Last week’s work proved to be an interesting way of approaching the road curb detection problem, and a such, after the weekly discussion with the thesis advisor, it was agreed that more work should be done towards better understanding and perfecting this approach. Since this study would involve a lot sensor repositioning, varying both its height relative to ground and its pitch, a simulator was built in Gazebo in which the vehicle 3D model was loaded, and a simulated Sick LD-MRS 3D LIDAR was modelled allowing to easily adjust the two degrees of freedom mentioned above. In this model a standard road (width: 6m) with a side-walk (height: 0.15m, width: 1.5m ) on each side was also modelled in order to study the laser scan reflection on the side-walk curb. The images below show some examples of the various gathered scan configurations.
The next step was to gather the laser scan data for each case a create a node which converts the laser scan into a point cloud to allow for the analysis of the data. The node is not yet fully operational but this analysis will consists in evaluating the number of points in the vertical and horizontal section of the side-walk and their distance from the car for the various configurations. As a preliminary forecast justified by last week’s results we expect to see a greater number of point alongside the vertical stretch of the curb.
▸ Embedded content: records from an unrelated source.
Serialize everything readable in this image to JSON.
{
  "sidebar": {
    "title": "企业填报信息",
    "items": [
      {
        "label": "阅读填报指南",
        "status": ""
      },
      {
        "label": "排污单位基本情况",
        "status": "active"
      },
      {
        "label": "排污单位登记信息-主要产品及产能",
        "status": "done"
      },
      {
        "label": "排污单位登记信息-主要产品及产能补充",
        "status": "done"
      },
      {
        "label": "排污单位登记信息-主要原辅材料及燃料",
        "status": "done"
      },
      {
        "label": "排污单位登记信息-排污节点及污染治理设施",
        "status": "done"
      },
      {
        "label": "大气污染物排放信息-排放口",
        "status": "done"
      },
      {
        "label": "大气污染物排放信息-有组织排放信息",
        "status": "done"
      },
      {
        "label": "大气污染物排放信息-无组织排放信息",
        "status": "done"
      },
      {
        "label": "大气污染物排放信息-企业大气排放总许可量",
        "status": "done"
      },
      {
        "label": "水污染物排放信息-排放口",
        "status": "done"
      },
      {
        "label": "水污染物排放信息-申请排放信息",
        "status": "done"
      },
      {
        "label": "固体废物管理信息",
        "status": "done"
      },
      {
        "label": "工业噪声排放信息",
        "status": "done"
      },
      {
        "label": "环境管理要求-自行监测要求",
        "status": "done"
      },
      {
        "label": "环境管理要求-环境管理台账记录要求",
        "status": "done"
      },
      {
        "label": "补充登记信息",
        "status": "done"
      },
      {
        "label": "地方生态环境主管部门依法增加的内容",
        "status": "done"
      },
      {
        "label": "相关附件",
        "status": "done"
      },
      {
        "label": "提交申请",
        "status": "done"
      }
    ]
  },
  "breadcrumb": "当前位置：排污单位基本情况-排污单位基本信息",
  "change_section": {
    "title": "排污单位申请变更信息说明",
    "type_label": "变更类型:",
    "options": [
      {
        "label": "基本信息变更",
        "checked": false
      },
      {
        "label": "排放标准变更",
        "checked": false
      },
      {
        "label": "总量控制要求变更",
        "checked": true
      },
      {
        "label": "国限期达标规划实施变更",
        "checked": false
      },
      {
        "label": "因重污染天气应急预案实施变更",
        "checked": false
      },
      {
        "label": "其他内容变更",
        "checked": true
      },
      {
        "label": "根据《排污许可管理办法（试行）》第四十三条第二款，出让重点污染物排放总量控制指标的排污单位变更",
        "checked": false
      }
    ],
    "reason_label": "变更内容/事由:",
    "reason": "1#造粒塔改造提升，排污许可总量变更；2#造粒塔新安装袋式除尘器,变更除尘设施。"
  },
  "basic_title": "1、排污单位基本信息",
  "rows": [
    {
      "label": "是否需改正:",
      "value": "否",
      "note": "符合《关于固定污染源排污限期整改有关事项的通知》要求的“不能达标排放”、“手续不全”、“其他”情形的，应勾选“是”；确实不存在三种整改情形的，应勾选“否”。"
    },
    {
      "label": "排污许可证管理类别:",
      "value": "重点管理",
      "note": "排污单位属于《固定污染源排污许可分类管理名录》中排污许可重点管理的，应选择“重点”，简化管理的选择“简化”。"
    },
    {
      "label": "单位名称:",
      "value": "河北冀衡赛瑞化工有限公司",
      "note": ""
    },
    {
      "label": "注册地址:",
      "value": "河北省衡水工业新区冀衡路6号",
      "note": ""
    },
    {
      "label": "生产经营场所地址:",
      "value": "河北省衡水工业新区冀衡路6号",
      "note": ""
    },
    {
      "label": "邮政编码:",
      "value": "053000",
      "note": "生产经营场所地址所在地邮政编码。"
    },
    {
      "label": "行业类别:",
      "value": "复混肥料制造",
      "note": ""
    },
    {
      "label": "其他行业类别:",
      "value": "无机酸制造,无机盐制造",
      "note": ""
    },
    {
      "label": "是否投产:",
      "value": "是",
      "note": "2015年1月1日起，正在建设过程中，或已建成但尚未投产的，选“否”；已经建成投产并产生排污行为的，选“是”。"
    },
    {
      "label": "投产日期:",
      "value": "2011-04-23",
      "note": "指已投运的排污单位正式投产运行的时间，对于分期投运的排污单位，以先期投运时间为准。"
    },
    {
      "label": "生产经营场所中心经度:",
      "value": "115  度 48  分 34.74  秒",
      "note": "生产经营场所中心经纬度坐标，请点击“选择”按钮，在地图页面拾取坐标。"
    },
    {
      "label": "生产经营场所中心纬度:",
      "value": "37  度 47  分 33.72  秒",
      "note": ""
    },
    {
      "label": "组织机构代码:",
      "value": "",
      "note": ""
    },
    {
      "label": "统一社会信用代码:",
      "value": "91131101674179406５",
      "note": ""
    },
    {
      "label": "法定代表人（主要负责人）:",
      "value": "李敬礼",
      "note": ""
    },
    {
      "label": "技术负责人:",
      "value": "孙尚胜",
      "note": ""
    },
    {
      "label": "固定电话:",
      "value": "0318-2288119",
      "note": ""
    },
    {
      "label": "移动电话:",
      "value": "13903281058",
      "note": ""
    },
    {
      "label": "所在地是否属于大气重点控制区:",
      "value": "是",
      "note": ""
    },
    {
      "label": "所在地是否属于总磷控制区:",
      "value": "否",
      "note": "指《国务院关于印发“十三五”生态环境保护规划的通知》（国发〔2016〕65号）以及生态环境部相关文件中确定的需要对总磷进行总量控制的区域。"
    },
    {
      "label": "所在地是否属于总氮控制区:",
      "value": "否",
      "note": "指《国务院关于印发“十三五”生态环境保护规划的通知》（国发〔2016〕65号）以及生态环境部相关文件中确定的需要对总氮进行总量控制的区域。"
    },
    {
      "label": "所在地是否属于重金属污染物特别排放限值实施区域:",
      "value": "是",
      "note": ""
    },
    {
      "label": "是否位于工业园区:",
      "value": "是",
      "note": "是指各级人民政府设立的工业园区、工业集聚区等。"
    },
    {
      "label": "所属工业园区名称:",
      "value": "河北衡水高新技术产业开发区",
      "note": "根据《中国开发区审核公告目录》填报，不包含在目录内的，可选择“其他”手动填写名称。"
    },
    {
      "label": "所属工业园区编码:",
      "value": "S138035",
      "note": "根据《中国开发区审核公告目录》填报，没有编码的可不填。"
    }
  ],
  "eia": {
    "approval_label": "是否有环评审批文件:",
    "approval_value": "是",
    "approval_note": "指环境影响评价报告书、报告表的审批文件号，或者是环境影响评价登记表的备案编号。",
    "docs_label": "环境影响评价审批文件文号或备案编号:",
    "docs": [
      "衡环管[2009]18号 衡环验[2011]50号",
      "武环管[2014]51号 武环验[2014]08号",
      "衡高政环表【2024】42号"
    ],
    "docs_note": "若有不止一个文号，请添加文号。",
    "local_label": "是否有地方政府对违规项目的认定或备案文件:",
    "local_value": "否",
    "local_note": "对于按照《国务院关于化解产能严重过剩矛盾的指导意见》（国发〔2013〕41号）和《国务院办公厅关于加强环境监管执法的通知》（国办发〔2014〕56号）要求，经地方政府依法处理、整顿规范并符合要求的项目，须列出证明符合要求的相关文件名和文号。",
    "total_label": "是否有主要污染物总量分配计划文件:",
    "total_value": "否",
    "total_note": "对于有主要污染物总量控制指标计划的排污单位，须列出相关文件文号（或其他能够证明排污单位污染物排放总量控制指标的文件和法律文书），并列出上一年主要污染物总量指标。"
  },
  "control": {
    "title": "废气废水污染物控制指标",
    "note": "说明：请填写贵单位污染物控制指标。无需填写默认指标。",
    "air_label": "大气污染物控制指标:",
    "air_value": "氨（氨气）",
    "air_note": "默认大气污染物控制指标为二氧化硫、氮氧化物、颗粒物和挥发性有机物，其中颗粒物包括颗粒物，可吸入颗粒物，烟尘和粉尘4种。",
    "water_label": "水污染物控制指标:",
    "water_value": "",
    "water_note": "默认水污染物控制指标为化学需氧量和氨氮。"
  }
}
The next image shows the direct measurements of the LIDAR for one of the configurations.
Despite this being an image of a single scan and not the the result of an accumulation we can see that the points alongside the vertical side of the side-walk almost form a line that corresponds to the edge of the road and with the accumulation this line will be even more noticeable, if we consider 3D distances the points on these lines will always have more points closer to each other than any others on the image, and this is what allows us to easily distinguish the sides of the road.
A side from the work mentioned above the bulk of this week was spent setting up the central processing unit of the ATLASCAR2. Most of the time was spent on correctly installing the graphics drivers for the hardware and moving the already developed code to the unit, adapting it to work alongside the nodes developed by the other colleagues also working on the ATLASCAR2 project.